Sun Apr 07, 2002 1:54 am

There are bits of truth contained in almost every responce that has been given so far.

The GE engine was chosen for a couple of reasons, first being that on paper the GE engine is clearly the best engine- initial performance problems aside.
Secondly, Ge agreed to purchase an unprofitable engine shop that had been owned by BA, therefore the financials of the deal became much better.

BA soon became extremely unhappy with GE over the GE90, however. BA publicly stated in news accounts that they felt GE had used them as a guinea pig to test a product that needed more refinement. However, this dissatisfaction cannot be directly attributed to their order switch around 1995. What seems more likely is the affects of cancelling an order for 747-400s. The elimination of the RR powered 747's for a 777 order made them bound to Rolls-Royce in some fashion. ie. pay cancellation penalties, or order RR engines. The second reason is the most likely cause of the RR engine choice.
Yes, BA wasn't happy w/ GE, however, there was little indication before the 744 cancellation that they were considering a switch.
It is true that the RR performed better on SOME of the routes BA has used 777s on. And there was concern over GE's commitment to what was at the time a losing program.
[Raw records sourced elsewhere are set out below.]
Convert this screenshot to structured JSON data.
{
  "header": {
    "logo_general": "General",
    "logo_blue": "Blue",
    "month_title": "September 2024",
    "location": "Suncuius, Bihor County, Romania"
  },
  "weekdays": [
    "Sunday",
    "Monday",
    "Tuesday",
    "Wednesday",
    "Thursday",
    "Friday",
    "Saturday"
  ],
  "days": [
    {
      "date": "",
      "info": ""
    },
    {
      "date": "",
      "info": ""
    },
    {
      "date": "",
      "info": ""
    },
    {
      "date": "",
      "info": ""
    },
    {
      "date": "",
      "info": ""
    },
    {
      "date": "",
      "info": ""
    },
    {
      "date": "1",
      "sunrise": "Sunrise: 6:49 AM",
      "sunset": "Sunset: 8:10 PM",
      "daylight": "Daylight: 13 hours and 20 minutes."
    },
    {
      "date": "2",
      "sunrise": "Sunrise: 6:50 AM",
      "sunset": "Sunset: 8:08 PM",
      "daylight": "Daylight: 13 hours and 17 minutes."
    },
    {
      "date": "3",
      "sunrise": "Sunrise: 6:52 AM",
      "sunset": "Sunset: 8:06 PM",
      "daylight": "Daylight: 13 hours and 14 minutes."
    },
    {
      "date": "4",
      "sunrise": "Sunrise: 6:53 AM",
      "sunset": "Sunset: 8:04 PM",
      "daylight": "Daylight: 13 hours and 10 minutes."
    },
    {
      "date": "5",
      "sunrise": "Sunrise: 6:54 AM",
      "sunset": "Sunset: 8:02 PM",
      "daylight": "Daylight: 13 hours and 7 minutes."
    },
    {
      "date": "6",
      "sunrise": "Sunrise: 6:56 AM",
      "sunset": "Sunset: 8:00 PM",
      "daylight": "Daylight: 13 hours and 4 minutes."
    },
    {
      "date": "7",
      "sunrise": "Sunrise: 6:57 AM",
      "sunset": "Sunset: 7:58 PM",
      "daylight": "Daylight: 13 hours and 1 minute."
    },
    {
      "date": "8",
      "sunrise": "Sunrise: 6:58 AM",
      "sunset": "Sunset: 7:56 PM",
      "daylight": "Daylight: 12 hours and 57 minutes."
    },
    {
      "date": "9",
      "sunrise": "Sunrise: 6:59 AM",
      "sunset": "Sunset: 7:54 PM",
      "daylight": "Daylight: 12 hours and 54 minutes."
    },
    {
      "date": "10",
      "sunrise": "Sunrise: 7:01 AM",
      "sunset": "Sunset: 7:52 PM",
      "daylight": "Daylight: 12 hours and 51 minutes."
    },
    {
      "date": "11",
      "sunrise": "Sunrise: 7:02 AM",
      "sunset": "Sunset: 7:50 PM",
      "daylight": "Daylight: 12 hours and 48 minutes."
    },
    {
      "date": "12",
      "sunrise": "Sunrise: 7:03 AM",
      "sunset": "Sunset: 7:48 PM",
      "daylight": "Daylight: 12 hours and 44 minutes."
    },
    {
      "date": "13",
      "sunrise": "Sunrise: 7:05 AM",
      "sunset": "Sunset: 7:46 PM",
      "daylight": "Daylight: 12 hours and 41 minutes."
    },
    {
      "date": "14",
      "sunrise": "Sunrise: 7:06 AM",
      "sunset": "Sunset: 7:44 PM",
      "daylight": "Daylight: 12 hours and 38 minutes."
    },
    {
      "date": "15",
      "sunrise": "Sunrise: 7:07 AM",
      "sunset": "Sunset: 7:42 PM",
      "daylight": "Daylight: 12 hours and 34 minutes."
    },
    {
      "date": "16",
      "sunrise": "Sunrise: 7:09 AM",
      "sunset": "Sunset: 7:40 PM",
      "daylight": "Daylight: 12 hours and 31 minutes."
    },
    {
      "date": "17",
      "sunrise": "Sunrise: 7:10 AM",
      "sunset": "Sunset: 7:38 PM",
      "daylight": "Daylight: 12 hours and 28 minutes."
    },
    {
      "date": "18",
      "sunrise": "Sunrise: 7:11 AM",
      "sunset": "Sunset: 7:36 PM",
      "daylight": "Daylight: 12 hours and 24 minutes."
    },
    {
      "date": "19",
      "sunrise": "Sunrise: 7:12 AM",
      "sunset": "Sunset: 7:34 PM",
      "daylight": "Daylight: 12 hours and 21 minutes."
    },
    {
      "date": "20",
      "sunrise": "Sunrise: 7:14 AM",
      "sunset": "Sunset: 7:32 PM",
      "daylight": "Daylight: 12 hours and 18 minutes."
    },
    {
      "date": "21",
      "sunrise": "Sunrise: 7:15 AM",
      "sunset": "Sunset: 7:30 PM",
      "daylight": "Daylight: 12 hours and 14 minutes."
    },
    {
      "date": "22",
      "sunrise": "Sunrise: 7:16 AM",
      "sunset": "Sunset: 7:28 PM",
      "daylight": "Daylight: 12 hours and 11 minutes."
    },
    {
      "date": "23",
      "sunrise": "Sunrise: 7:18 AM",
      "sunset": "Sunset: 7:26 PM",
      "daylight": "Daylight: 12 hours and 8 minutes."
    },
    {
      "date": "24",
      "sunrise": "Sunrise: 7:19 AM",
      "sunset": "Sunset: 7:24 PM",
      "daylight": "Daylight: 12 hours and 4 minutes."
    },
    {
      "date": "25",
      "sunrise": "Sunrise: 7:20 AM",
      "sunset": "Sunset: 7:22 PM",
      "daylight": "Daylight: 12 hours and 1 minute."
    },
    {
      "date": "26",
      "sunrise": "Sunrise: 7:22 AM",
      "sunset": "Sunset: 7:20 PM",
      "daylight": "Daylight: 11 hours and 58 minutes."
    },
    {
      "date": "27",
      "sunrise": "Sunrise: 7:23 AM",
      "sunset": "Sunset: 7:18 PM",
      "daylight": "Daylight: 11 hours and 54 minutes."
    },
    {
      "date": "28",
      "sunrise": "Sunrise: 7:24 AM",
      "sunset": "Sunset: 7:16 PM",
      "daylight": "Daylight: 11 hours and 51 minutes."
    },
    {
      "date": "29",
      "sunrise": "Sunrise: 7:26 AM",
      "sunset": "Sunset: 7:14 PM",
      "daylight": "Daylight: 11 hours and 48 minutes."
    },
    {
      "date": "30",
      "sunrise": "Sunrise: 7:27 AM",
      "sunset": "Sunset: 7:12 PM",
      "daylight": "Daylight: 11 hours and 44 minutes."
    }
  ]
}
Popular Searches On

Top Photos of Last:   24 Hours  •  48 Hours  •  7 Days  •  30 Days  •  180 Days  •  365 Days  •  All Time

Military Aircraft Every type from fighters to helicopters from air forces around the globe

Classic Airliners Props and jets from the good old days

Flight Decks Views from inside the cockpit

Aircraft Cabins Passenger cabin shots showing seat arrangements as well as cargo aircraft interior

Cargo Aircraft Pictures of great freighter aircraft

Government Aircraft Aircraft flying government officials

Helicopters Our large helicopter section. Both military and civil versions

Blimps / Airships Everything from the Goodyear blimp to the Zeppelin

Night Photos Beautiful shots taken while the sun is below the horizon

Accidents Accident, incident and crash related photos

Air to Air Photos taken by airborne photographers of airborne aircraft

Special Paint Schemes Aircraft painted in beautiful and original liveries

Airport Overviews Airport overviews from the air or ground

Tails and Winglets Tail and Winglet closeups with beautiful airline logos